While more than one third of Canada’s working population already participates in remote work, many employees and their managers are working outside of the office for the first time. Despite the flexibility and freedom that remote work is favoured for, this kind of separation can be a challenge for some. Fortunately, with some basic awareness, you can overcome these unique obstacles to help your work from home team survive and thrive.

Here’s how to do it:

Set up regular check-ins
You may already have weekly, monthly or quarterly check-ins established for your in-office team. However when dealing with remote employees, you will most likely need to ramp up the frequency of these check-ins to ensure that the members of your team feel connected and fully supported. Whether it’s a series of daily one-on-one calls for employees involved in independent work, or daily team call for more collaborative departments, the regularity and predictability of these calls are crucial. With this kind of structure in place, employees can take assurance in knowing that you will consistently be available to support their needs or concerns.

Enable communication channels outside of email
When you’re working in an office, sometimes you can take for granted the ability to speak with colleagues directly. To help supplement this kind of of face-to-face interaction for remote employees, you’ll want to implement various communication technology options. Video conferencing is great for reducing feelings of self-isolation among teams, and it’s particularly helpful if you need to discuss complex or sensitive subject matters. Alternatively, instant messaging platforms are useful for when quick collaboration is needed. Programs like Slack, Zoom, and Microsoft Teams can be used for any time-sensitive communication or simpler, less formal conversations.

Set communication expectations
It’s important to get all members of your team on the same page for the frequency, means, and ideal timing for communicating with one another. Let it be known the intended purpose for each communication channel, as well as identifying the best way and time you can be reached throughout the workday.
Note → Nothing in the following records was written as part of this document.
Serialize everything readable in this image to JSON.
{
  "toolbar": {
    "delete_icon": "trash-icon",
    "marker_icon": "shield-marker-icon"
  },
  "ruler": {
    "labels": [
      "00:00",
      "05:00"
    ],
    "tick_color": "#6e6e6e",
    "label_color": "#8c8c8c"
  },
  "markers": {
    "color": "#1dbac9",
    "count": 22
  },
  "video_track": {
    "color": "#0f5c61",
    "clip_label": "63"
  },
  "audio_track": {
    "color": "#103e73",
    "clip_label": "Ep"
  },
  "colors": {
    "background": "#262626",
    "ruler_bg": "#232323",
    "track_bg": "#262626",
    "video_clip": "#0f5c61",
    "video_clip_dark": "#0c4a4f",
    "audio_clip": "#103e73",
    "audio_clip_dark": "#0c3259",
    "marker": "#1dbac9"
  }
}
By setting the expectations for communication across the team, you’ll be ensuring that information will be shared effectively and efficiently as needed.

Take time to socialize
Social interaction is a normal and healthy component of any office environment. For remote teams, it’s particularly important to create opportunities that allow your team to connect and interact outside of work duties. An easy way to incorporate this into your routine is by dedicating some time at the beginning of team calls to catch up with one another. Additionally, you may want to look at hosting virtual office social events. From pizza parties to after work drinks or even a games night, these events can go a long way in helping to promote a sense of belonging.

Offer additional support
As previously discussed, some of your remote work team may find this transition more difficult than others. They may also have some apprehension or trouble expressing their concerns and difficulties. With this in mind, it’s important to speak with each member of your team individually and specifically ask them how their remote work transition is going. By prompting a general question, individuals may feel more comfortable to be open about their experience. From here, allow your team member’s stress or concerns be the focus of the conversation and listen carefully. Be sure to acknowledge the stress, anxiety or difficulties they may be facing while being empathetic to their struggles. You should also try to use encouraging phrases that affirms your confidence in your team. With this approach, your support and encouragement can help your team find a better sense of purpose and focus in their remote work.